### [What is needed]
Show each line of the data below that has the string "Linie" in it.
=-=-=-=-=
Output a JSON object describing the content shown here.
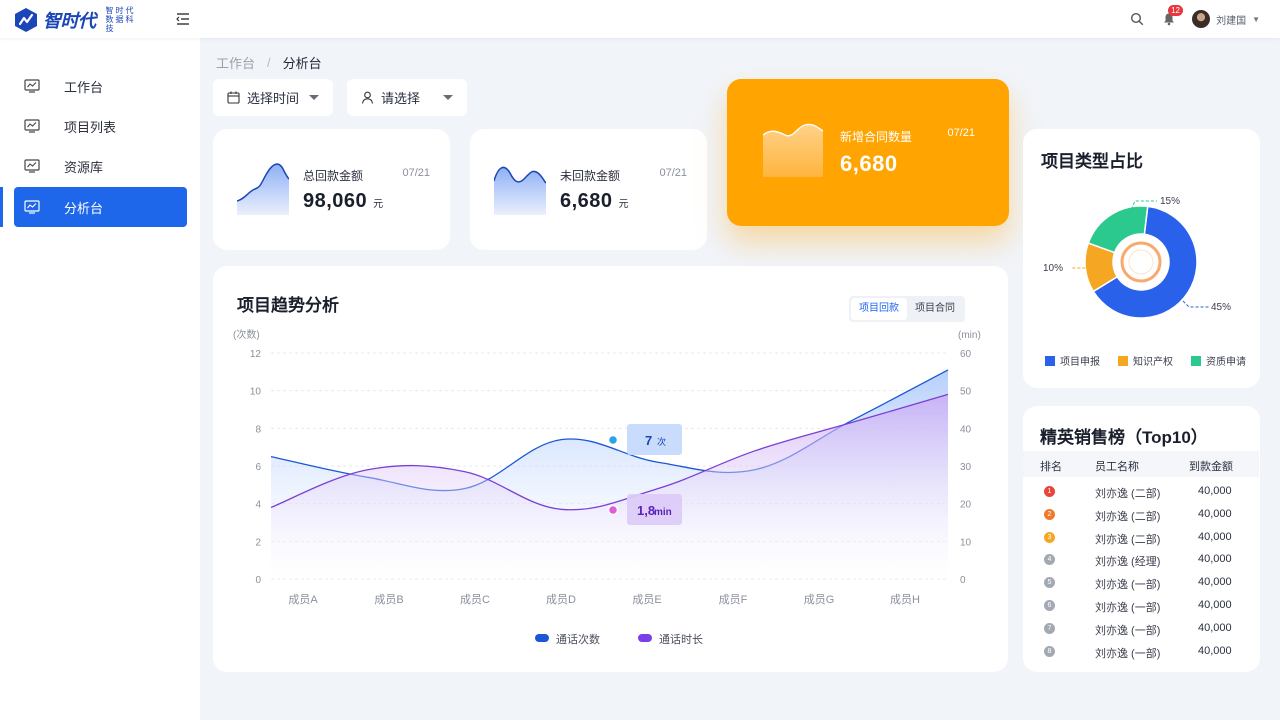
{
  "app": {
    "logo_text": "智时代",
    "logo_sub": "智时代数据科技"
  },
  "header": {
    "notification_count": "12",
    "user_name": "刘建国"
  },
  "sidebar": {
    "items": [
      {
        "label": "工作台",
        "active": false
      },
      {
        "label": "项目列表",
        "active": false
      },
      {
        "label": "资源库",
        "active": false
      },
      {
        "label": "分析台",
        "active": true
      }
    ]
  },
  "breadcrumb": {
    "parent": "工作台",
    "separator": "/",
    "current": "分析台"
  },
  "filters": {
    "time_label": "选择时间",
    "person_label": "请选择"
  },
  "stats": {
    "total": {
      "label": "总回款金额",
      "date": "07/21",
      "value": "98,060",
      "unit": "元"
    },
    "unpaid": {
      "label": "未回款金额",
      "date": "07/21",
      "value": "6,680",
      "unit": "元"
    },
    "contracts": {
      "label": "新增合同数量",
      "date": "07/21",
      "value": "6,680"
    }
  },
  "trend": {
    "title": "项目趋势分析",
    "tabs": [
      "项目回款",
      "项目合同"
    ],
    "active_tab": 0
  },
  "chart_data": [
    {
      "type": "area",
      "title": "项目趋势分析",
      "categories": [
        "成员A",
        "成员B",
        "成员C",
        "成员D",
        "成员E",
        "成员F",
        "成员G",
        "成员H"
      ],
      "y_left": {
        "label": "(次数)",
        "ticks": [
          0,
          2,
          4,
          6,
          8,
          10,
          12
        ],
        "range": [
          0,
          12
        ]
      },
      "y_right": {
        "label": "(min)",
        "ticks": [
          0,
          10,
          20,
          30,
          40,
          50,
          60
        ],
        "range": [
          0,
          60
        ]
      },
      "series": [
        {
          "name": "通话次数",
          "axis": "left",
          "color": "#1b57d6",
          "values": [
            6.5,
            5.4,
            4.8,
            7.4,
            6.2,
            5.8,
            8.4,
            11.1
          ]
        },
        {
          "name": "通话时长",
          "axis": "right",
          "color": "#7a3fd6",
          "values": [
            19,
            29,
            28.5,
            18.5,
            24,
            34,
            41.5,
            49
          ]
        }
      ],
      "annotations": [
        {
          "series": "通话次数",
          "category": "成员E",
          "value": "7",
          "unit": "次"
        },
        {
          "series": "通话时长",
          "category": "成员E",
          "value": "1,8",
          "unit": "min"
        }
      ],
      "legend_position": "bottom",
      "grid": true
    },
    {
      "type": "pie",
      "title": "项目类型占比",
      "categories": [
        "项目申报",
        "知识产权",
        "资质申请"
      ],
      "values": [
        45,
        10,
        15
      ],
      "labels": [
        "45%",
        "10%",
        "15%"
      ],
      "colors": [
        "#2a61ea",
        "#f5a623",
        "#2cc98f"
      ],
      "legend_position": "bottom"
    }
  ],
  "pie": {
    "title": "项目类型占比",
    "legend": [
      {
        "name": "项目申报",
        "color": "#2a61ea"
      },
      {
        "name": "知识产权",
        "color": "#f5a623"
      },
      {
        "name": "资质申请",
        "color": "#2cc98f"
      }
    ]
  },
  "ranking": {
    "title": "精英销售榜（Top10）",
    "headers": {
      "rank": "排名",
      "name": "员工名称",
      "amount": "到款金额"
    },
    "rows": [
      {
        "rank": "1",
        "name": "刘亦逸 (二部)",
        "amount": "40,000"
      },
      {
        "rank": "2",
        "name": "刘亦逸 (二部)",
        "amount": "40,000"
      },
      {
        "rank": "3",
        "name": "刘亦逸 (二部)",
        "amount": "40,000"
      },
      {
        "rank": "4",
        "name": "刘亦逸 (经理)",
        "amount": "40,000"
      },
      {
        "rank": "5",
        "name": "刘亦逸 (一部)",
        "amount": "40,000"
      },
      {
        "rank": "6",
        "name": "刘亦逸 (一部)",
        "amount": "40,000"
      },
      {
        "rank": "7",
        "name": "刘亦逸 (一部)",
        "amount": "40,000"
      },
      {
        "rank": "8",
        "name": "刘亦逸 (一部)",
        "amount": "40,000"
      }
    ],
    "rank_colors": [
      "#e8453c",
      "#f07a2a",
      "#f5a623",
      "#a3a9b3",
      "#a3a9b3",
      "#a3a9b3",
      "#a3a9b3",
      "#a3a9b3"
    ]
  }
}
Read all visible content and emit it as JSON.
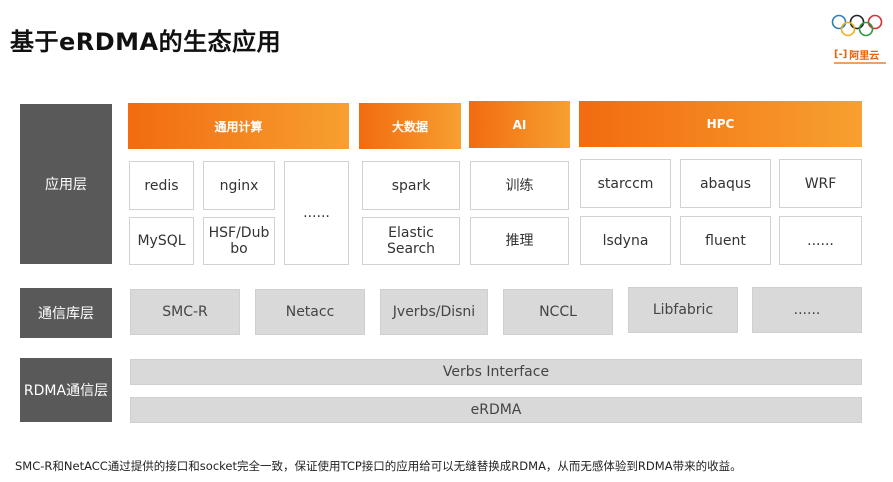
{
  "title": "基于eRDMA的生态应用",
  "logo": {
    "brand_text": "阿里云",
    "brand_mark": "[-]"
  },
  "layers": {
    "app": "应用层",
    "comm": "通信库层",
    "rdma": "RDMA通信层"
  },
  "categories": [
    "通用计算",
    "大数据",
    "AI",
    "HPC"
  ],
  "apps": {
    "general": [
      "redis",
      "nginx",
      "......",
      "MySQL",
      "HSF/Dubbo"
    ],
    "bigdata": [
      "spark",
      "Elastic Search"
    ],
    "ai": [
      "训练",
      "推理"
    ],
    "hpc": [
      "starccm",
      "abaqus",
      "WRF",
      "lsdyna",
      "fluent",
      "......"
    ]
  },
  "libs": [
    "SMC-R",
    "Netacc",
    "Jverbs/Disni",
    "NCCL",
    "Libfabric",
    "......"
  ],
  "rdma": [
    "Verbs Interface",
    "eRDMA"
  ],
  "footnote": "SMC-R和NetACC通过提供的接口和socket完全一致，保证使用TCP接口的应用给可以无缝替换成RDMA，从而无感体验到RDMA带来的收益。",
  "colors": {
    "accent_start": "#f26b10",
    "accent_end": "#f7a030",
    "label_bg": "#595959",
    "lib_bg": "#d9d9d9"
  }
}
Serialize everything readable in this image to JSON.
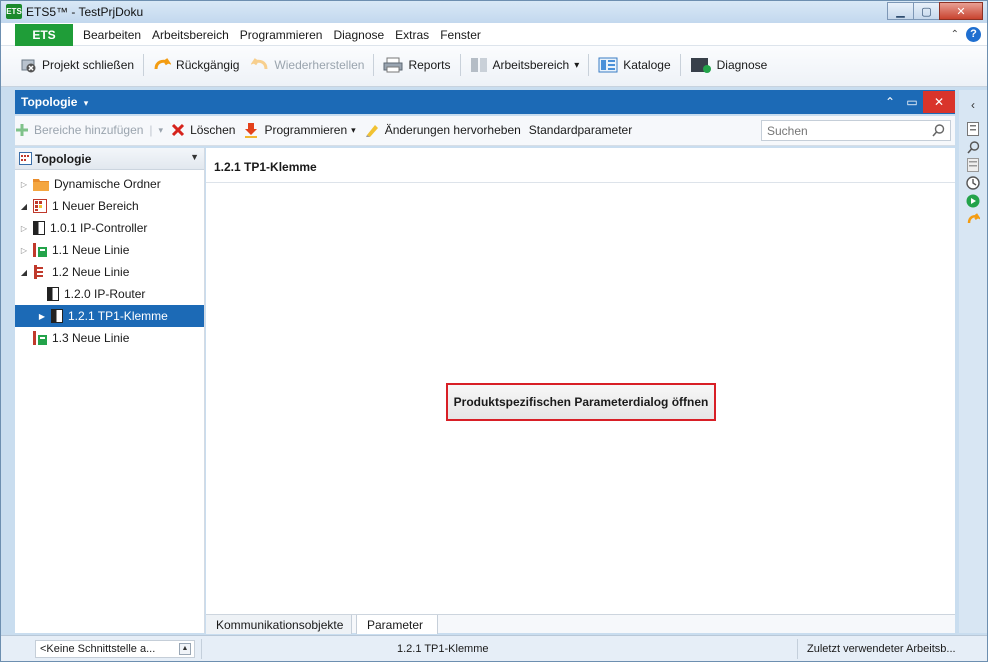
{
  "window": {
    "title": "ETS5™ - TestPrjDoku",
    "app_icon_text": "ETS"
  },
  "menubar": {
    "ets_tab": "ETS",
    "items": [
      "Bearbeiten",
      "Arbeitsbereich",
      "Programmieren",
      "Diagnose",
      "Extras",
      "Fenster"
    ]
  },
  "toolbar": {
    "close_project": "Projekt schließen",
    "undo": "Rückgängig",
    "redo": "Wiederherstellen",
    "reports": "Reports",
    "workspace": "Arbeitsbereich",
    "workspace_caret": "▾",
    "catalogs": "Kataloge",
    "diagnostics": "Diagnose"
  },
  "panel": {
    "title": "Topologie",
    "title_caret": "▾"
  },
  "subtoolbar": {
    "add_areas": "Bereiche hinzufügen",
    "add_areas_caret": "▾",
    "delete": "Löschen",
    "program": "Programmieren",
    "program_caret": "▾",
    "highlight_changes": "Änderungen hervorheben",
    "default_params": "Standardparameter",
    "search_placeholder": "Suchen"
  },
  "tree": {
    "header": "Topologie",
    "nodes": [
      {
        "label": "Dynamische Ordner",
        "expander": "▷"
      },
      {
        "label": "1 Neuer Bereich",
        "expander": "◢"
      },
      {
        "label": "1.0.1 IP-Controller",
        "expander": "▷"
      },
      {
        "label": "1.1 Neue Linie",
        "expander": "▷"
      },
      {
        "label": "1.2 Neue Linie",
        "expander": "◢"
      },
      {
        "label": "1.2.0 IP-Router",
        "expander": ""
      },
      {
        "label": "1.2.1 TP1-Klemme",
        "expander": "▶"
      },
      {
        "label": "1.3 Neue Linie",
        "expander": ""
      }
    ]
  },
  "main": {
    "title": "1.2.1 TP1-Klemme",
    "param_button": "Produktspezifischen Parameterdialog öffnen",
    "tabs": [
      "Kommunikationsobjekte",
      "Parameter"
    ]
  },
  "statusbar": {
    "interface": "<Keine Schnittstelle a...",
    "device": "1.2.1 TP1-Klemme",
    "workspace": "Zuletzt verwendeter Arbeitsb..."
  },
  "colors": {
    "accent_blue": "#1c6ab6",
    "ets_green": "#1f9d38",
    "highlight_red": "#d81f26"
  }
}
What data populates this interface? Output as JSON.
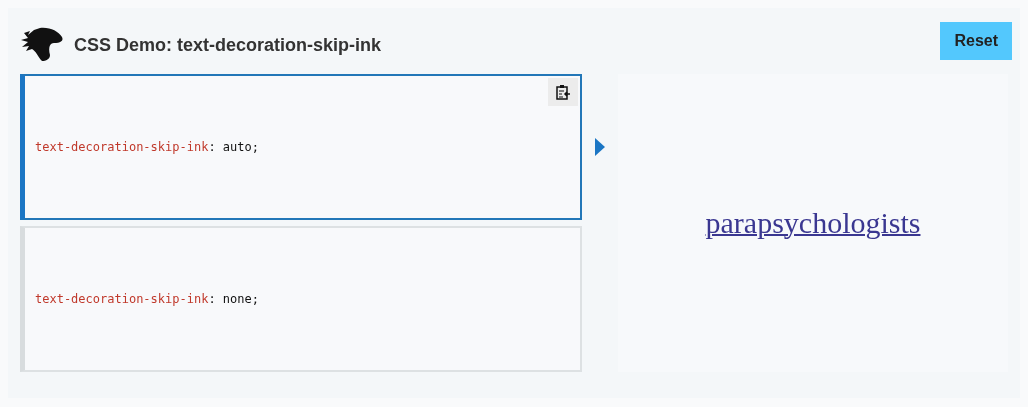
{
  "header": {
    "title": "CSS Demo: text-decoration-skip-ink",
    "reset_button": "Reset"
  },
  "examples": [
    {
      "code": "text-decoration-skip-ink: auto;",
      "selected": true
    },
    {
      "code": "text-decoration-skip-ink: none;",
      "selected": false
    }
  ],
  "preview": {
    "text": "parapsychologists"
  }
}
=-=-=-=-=
### [Problem solution]
        "label": "1.1 Neue Linie",
        "label": "1.2 Neue Linie",
        "label": "1.3 Neue Linie",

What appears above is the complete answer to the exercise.